It took me 3 hours to finally get out of my truck and start walking toward the building I had been staring at all morning.
After years of training, thousands of miles of running and swimming, and hundreds of thousands of push ups, pull ups, and bear crawls, I had become a Navy SEAL and had been feeling VERY proud of my accomplishment...
It was check in day for new SEALs across America and all the pride I had felt from earning my SEAL Trident been replaced with anxiety as I walked toward the front door of SEAL Team 2...
What was life at a real SEAL Team going to be like?

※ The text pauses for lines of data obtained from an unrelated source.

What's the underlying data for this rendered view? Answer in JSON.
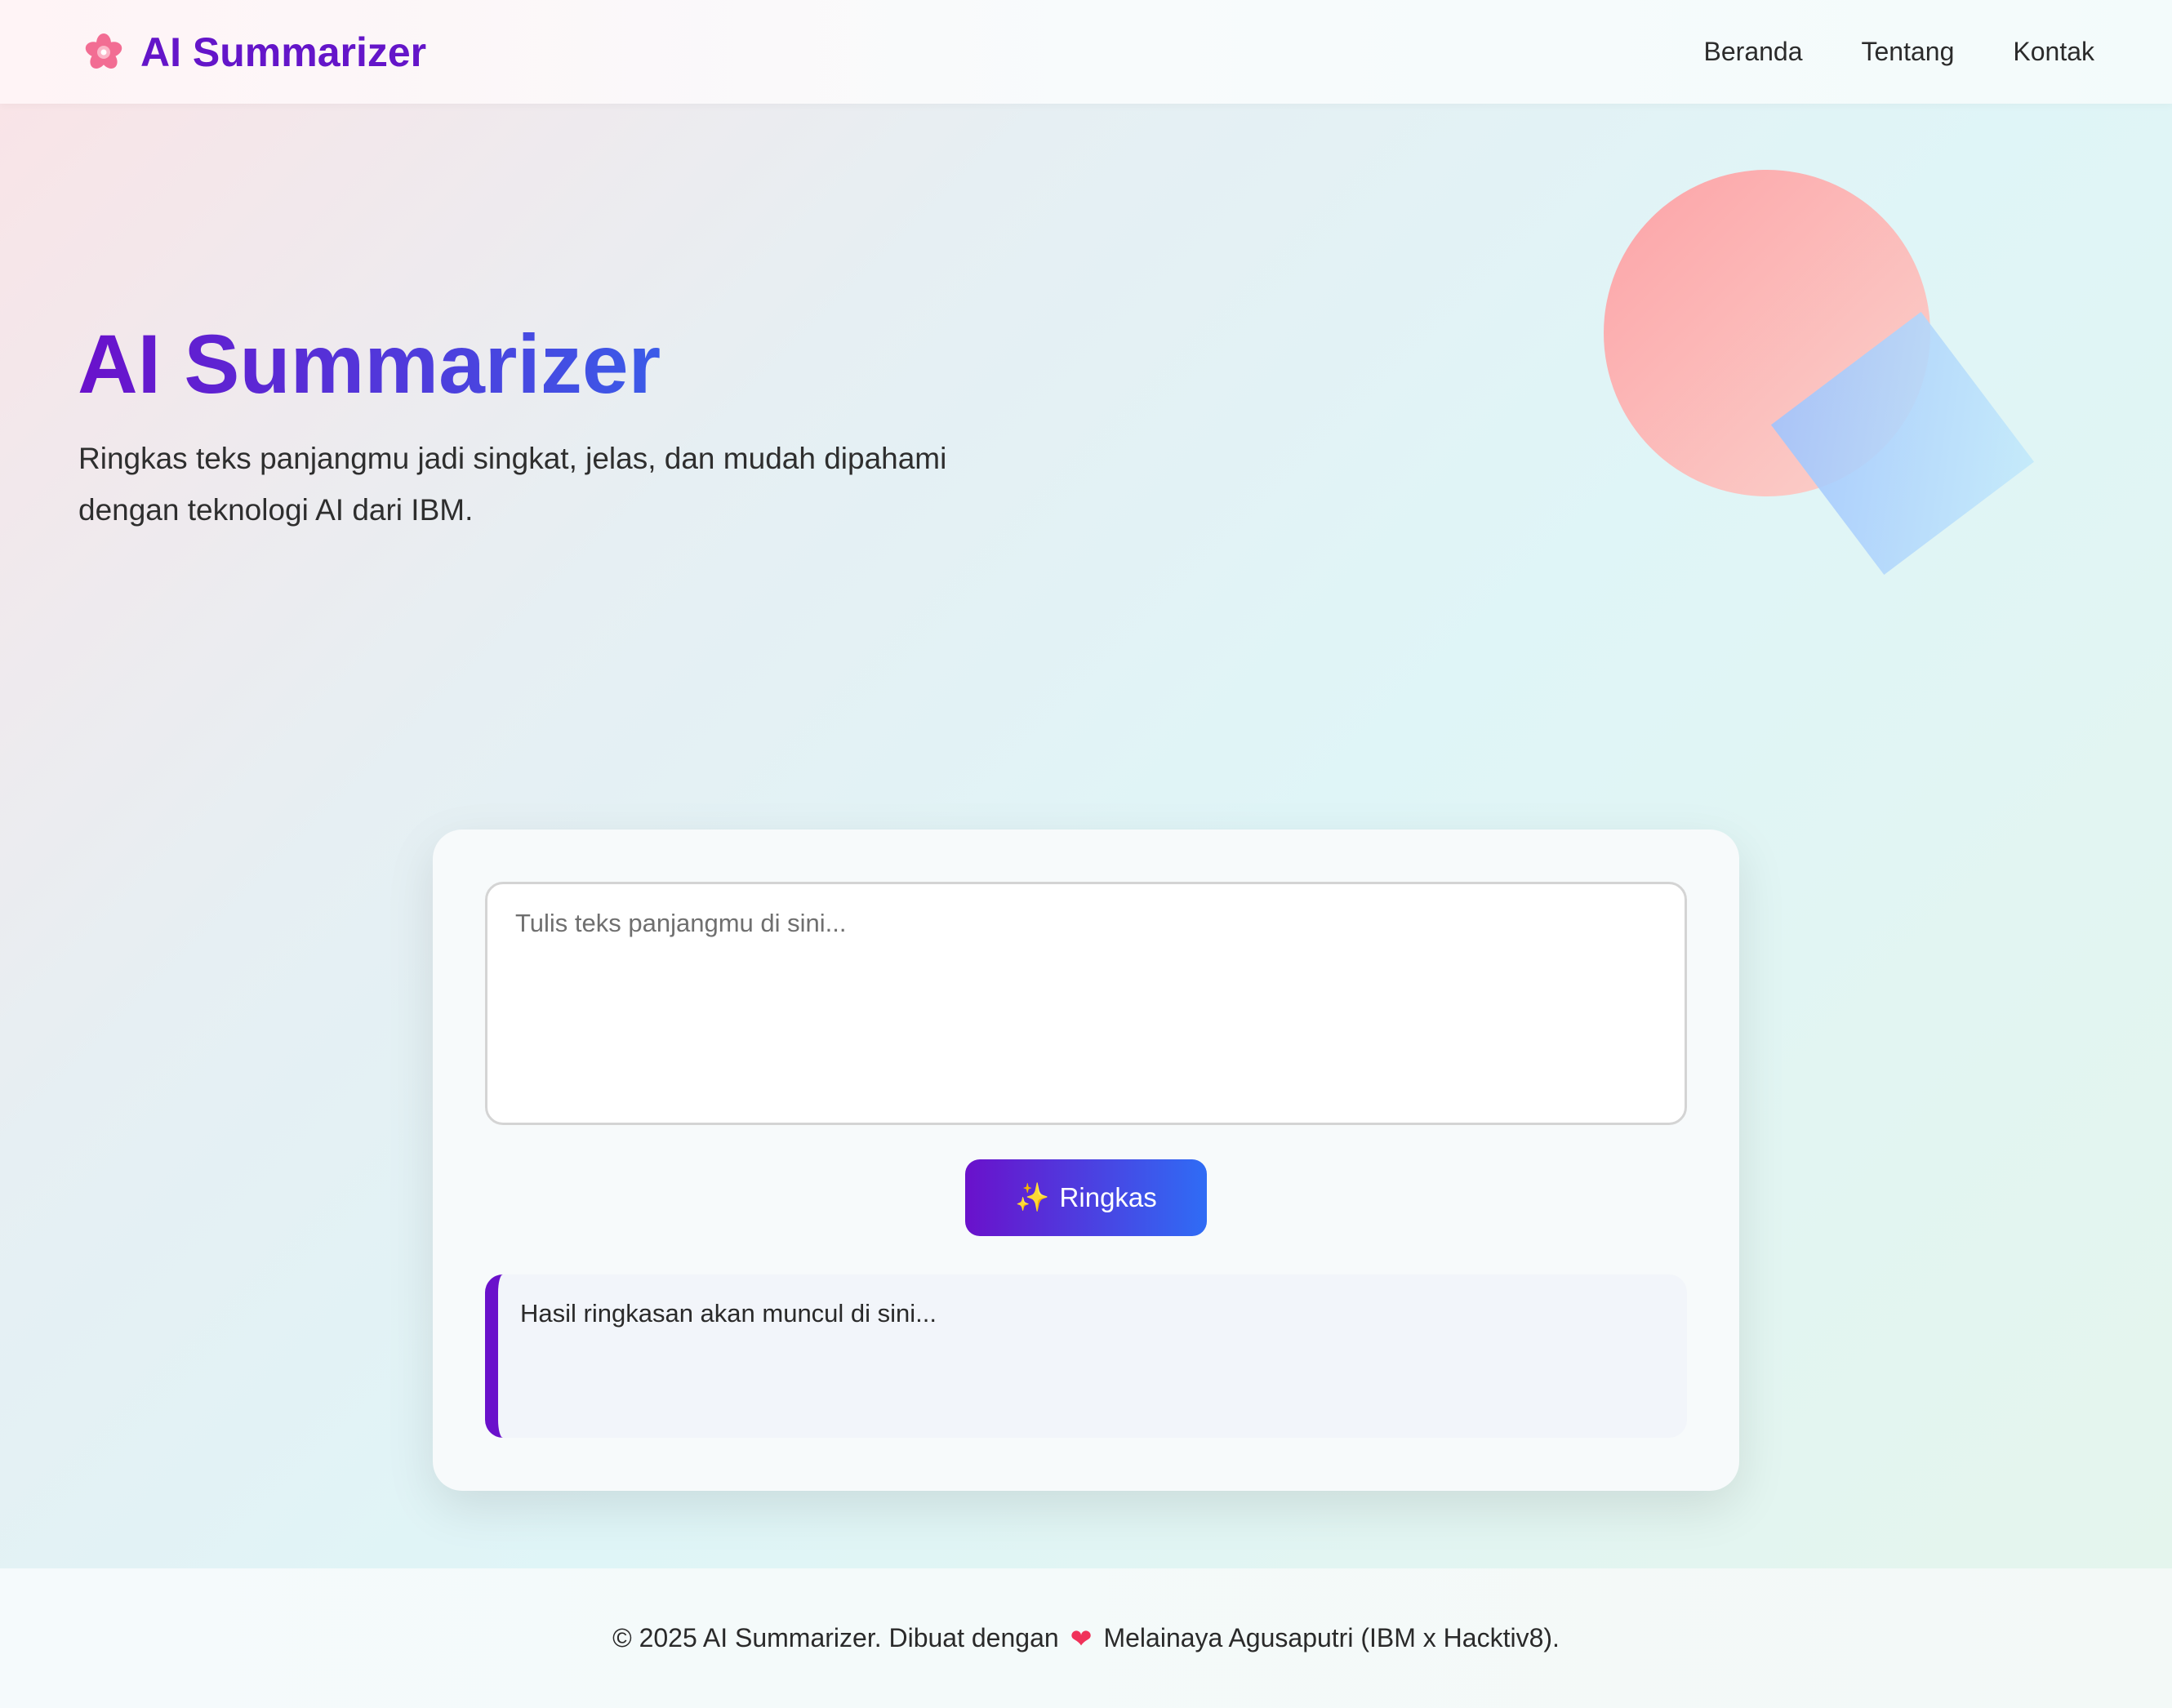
{
  "header": {
    "brand_icon": "flower-icon",
    "brand_title": "AI Summarizer",
    "nav": [
      {
        "label": "Beranda"
      },
      {
        "label": "Tentang"
      },
      {
        "label": "Kontak"
      }
    ]
  },
  "hero": {
    "title": "AI Summarizer",
    "subtitle_line1": "Ringkas teks panjangmu jadi singkat, jelas, dan mudah dipahami",
    "subtitle_line2": "dengan teknologi AI dari IBM."
  },
  "form": {
    "input_placeholder": "Tulis teks panjangmu di sini...",
    "input_value": "",
    "button_icon": "✨",
    "button_label": "Ringkas",
    "result_placeholder": "Hasil ringkasan akan muncul di sini..."
  },
  "footer": {
    "text_before": "© 2025 AI Summarizer. Dibuat dengan",
    "heart_icon": "❤",
    "text_after": "Melainaya Agusaputri (IBM x Hacktiv8)."
  },
  "colors": {
    "brand": "#6415c9",
    "gradient_start": "#6a11cb",
    "gradient_end": "#2f6cf5",
    "heart": "#f0325a"
  }
}
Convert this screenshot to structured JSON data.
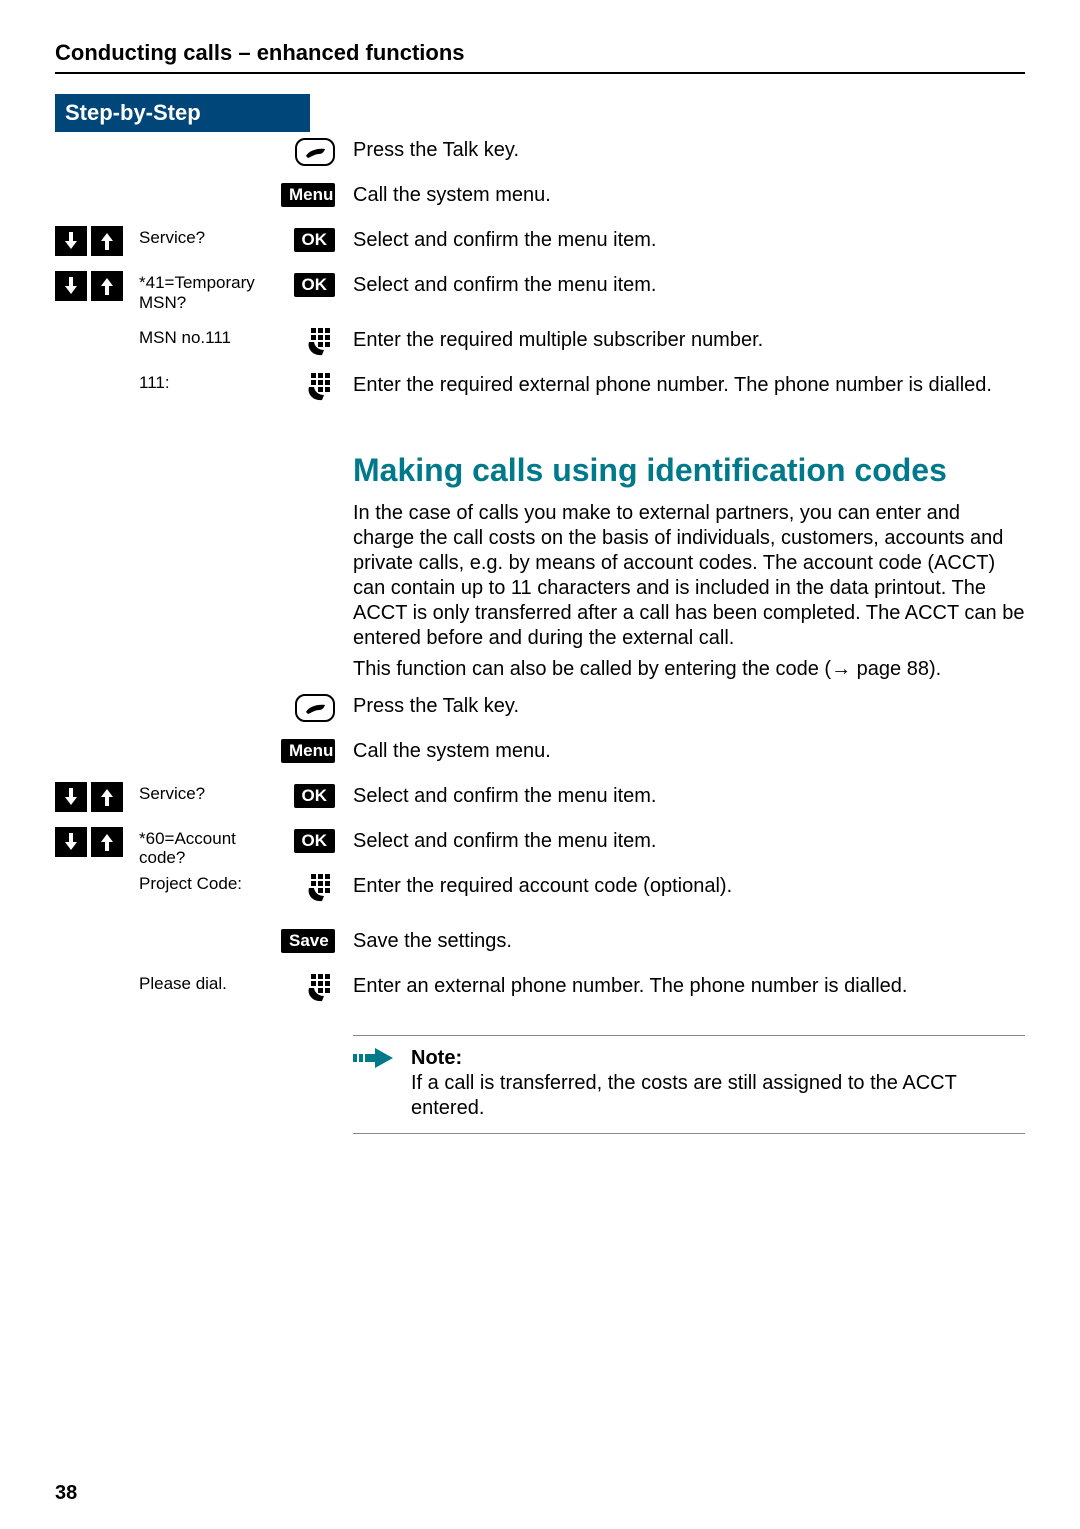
{
  "chapter_title": "Conducting calls – enhanced functions",
  "steps_header": "Step-by-Step",
  "labels": {
    "menu": "Menu",
    "ok": "OK",
    "save": "Save",
    "note": "Note:"
  },
  "section1": {
    "rows": [
      {
        "text": "Press the Talk key."
      },
      {
        "text": "Call the system menu."
      },
      {
        "display": "Service?",
        "text": "Select and confirm the menu item."
      },
      {
        "display": "*41=Temporary MSN?",
        "text": "Select and confirm the menu item."
      },
      {
        "display": "MSN no.111",
        "text": "Enter the required multiple subscriber number."
      },
      {
        "display": "111:",
        "text": "Enter the required external phone number. The phone number is dialled."
      }
    ]
  },
  "section2": {
    "heading": "Making calls using identification codes",
    "para1": "In the case of calls you make to external partners, you can enter and charge the call costs on the basis of individuals, customers, accounts and private calls, e.g.  by means of account codes. The account code (ACCT) can contain up to 11 characters and is included in the data printout. The ACCT is only transferred after a call has been completed. The ACCT can be entered before and during the external call.",
    "para2_a": "This function can also be called by entering the code (",
    "para2_ref": "page 88",
    "para2_b": ").",
    "rows": [
      {
        "text": "Press the Talk key."
      },
      {
        "text": "Call the system menu."
      },
      {
        "display": "Service?",
        "text": "Select and confirm the menu item."
      },
      {
        "display": "*60=Account code?",
        "text": "Select and confirm the menu item."
      },
      {
        "display": "Project Code:",
        "text": "Enter the required account code (optional)."
      },
      {
        "text": "Save the settings."
      },
      {
        "display": "Please dial.",
        "text": "Enter an external phone number. The phone number is dialled."
      }
    ],
    "note_text": "If a call is transferred, the costs are still assigned to the ACCT entered."
  },
  "page_number": "38"
}
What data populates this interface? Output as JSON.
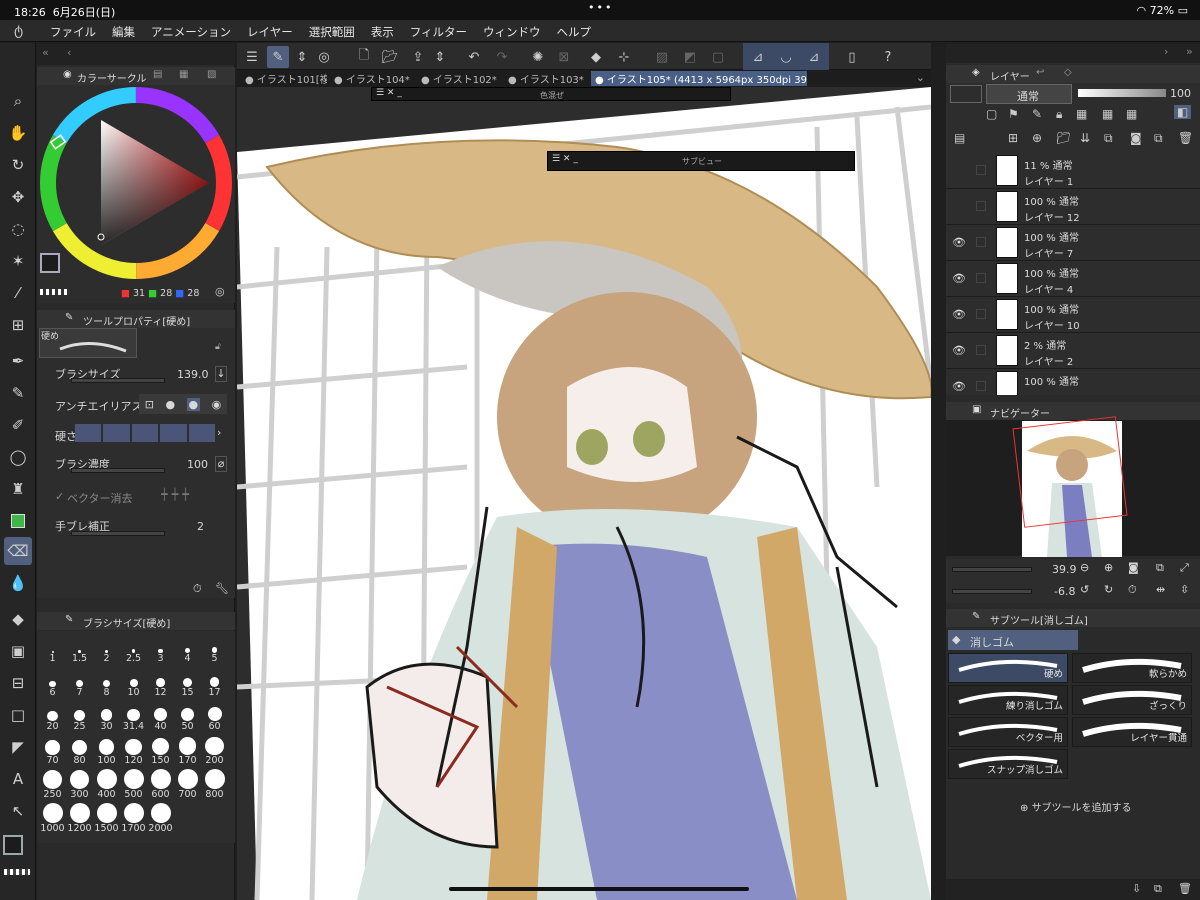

Turns out, life as an FNG (f*%!ing new guy) was a healthy mix of long hours, constant travel and more extra daily duties than could be accomplished, unless sleeping was not important to you.
But there was a method to the madness.
The Trident was not the finish line, but rather a spot at the start of a much larger challenge; preparing for/going to war on the front lines.
This challenge required every member's 100% effort, 100% of the time.
Our commitment to the Team was constantly tested.
When we finally deployed, we were no longer 'FNGs and vets,' we were a family, and we were unstoppable.
Takeaway: For a team to function at an elite level, everyone must be bought in.